Task: Please reproduce every record, keeping each one exactly as written.
*** Opening Provided entries ***
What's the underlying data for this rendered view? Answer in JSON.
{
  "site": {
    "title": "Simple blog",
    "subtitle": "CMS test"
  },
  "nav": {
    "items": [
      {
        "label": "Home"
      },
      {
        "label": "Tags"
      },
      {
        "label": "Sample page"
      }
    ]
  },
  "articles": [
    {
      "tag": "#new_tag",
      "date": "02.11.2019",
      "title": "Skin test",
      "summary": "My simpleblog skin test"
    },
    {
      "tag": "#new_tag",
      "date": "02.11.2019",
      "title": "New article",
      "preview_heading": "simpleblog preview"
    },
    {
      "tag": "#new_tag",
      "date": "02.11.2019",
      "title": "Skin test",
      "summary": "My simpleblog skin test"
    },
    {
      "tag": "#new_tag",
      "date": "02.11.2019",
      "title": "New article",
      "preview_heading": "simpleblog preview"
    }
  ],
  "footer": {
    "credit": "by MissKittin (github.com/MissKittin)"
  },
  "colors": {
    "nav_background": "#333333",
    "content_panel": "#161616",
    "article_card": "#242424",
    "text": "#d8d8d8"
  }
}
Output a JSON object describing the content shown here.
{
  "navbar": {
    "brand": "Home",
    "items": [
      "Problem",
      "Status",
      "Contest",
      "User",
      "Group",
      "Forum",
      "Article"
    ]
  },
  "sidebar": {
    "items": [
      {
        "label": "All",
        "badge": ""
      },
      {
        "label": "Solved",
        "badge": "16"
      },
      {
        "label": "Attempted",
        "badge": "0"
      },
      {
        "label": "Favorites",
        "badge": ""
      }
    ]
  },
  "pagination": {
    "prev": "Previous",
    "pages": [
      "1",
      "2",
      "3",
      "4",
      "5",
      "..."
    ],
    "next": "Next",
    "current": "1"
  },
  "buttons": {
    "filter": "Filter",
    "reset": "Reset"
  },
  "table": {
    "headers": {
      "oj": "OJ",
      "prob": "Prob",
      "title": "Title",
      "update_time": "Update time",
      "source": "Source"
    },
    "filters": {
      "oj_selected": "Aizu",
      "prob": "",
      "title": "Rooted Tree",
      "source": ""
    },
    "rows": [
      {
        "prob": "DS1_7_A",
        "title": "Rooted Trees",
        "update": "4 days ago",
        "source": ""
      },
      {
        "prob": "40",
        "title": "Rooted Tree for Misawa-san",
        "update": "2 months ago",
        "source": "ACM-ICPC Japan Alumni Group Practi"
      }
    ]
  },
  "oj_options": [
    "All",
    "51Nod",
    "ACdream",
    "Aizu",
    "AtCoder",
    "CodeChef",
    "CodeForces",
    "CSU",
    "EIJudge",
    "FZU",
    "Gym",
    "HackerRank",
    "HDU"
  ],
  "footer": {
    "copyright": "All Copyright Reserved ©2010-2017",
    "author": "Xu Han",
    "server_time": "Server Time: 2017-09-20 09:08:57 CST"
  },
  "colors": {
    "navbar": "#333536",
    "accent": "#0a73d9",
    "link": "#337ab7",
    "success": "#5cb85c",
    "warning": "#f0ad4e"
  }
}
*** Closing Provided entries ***
Answer to this task:
What's the underlying data for this rendered view? Answer in JSON.
{
  "site": {
    "title": "Simple blog",
    "subtitle": "CMS test"
  },
  "nav": {
    "items": [
      {
        "label": "Home"
      },
      {
        "label": "Tags"
      },
      {
        "label": "Sample page"
      }
    ]
  },
  "articles": [
    {
      "tag": "#new_tag",
      "date": "02.11.2019",
      "title": "Skin test",
      "summary": "My simpleblog skin test"
    },
    {
      "tag": "#new_tag",
      "date": "02.11.2019",
      "title": "New article",
      "preview_heading": "simpleblog preview"
    },
    {
      "tag": "#new_tag",
      "date": "02.11.2019",
      "title": "Skin test",
      "summary": "My simpleblog skin test"
    },
    {
      "tag": "#new_tag",
      "date": "02.11.2019",
      "title": "New article",
      "preview_heading": "simpleblog preview"
    }
  ],
  "footer": {
    "credit": "by MissKittin (github.com/MissKittin)"
  },
  "colors": {
    "nav_background": "#333333",
    "content_panel": "#161616",
    "article_card": "#242424",
    "text": "#d8d8d8"
  }
}
Output a JSON object describing the content shown here.
{
  "navbar": {
    "brand": "Home",
    "items": [
      "Problem",
      "Status",
      "Contest",
      "User",
      "Group",
      "Forum",
      "Article"
    ]
  },
  "sidebar": {
    "items": [
      {
        "label": "All",
        "badge": ""
      },
      {
        "label": "Solved",
        "badge": "16"
      },
      {
        "label": "Attempted",
        "badge": "0"
      },
      {
        "label": "Favorites",
        "badge": ""
      }
    ]
  },
  "pagination": {
    "prev": "Previous",
    "pages": [
      "1",
      "2",
      "3",
      "4",
      "5",
      "..."
    ],
    "next": "Next",
    "current": "1"
  },
  "buttons": {
    "filter": "Filter",
    "reset": "Reset"
  },
  "table": {
    "headers": {
      "oj": "OJ",
      "prob": "Prob",
      "title": "Title",
      "update_time": "Update time",
      "source": "Source"
    },
    "filters": {
      "oj_selected": "Aizu",
      "prob": "",
      "title": "Rooted Tree",
      "source": ""
    },
    "rows": [
      {
        "prob": "DS1_7_A",
        "title": "Rooted Trees",
        "update": "4 days ago",
        "source": ""
      },
      {
        "prob": "40",
        "title": "Rooted Tree for Misawa-san",
        "update": "2 months ago",
        "source": "ACM-ICPC Japan Alumni Group Practi"
      }
    ]
  },
  "oj_options": [
    "All",
    "51Nod",
    "ACdream",
    "Aizu",
    "AtCoder",
    "CodeChef",
    "CodeForces",
    "CSU",
    "EIJudge",
    "FZU",
    "Gym",
    "HackerRank",
    "HDU"
  ],
  "footer": {
    "copyright": "All Copyright Reserved ©2010-2017",
    "author": "Xu Han",
    "server_time": "Server Time: 2017-09-20 09:08:57 CST"
  },
  "colors": {
    "navbar": "#333536",
    "accent": "#0a73d9",
    "link": "#337ab7",
    "success": "#5cb85c",
    "warning": "#f0ad4e"
  }
}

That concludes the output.